It is not intended to be a substitute for advice from a medical professional, so it’s also important to talk to your child’s specialist about their diagnosis and treatment plan.
If your child is a teenager or young adult they may want to take a look at our About cancer information designed especially for them.
Find out more about...
- Acute myeloid leukaemia
- Acute lymphoblastic leukaemia
- Bone cancer
- Brain and spine tumours
- Cervical cancer
- Hodgkin lymphoma
- Non-Hodgkin lymphoma
- Ovarian cancer
- Soft tissue sarcomas
- Testicular cancer
- Thyroid cancer
- Wilms' tumour
In the UK, around 4,000 children and young people under the age of 25 are diagnosed with cancer every year*.
In children under 15, the most common type of cancer is leukaemia which accounts for about a third of all cases in both boys and girls.
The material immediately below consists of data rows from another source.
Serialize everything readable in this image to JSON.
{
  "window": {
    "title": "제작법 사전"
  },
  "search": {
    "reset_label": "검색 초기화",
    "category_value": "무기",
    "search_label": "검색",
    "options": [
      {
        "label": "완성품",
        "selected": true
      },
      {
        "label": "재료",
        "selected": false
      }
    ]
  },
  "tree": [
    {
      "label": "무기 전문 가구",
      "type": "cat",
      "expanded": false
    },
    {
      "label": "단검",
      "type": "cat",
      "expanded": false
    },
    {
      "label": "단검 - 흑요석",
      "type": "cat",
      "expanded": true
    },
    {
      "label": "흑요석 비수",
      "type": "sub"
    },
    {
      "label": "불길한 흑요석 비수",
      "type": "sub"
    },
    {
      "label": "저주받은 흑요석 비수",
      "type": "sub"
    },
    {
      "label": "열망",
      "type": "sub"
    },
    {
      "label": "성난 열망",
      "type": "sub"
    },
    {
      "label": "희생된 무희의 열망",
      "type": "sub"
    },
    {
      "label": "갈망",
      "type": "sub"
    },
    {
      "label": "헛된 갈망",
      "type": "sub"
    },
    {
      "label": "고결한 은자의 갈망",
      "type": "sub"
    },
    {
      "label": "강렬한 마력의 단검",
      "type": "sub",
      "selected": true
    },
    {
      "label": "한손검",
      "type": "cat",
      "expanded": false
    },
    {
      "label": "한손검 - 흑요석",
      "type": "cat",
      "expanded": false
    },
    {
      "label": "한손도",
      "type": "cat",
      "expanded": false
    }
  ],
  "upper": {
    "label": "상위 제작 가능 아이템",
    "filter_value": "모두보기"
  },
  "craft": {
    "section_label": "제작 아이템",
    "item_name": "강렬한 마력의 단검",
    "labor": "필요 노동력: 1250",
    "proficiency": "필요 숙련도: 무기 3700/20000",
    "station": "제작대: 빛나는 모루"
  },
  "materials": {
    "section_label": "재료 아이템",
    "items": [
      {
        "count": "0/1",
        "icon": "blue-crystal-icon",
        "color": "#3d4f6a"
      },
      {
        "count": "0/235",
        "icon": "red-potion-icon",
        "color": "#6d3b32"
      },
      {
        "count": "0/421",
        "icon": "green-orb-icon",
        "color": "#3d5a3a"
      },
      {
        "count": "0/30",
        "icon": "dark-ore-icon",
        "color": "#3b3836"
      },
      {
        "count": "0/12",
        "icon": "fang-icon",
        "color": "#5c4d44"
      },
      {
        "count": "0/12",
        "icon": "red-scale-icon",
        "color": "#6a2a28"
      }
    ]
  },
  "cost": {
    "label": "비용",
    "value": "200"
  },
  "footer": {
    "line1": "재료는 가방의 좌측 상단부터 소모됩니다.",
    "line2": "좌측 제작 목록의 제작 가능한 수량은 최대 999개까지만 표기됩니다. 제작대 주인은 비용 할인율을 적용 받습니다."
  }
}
A further 25% are diagnosed with brain or spinal tumours.
The most common cancer in young men aged 15-24 is testicular cancer, which accounts for more than a quarter of diagnosed cases. Other common types of cancer for young men include Hodgkin’s lymphoma and leukaemia.
*Cancer Research UK, 2017
Once your child has been diagnosed, it's very tempting to jump online and google their condition to try to find answers.
However, you need to bear in mind that what you read on the internet might not always be accurate or trustworthy. Before you start searching, read our tips for finding credible information.
Updated November 2017, next review due 2019.